Exercise inputs Start Marker

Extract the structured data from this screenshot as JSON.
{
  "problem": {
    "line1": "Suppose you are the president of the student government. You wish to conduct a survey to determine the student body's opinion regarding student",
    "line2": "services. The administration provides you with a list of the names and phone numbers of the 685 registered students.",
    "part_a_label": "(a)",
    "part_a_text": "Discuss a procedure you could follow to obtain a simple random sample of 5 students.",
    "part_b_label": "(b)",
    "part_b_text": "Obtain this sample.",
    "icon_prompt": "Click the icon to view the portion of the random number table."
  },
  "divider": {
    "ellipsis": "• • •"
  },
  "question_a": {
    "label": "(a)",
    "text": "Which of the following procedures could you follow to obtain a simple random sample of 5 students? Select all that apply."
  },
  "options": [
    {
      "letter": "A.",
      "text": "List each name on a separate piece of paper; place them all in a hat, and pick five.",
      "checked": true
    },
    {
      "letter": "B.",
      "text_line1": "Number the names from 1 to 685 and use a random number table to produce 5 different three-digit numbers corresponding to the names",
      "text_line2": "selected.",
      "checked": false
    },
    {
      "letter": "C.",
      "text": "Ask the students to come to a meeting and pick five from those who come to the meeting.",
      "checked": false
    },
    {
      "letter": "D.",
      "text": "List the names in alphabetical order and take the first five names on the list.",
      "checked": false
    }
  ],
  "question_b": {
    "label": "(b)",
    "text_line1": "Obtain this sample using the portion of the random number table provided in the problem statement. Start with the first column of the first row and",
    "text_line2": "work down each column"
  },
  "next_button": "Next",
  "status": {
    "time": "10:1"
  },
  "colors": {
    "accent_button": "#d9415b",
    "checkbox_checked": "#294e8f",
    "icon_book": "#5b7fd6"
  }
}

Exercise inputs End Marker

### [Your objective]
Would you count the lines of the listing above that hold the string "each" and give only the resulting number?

### [Solution to this problem]
2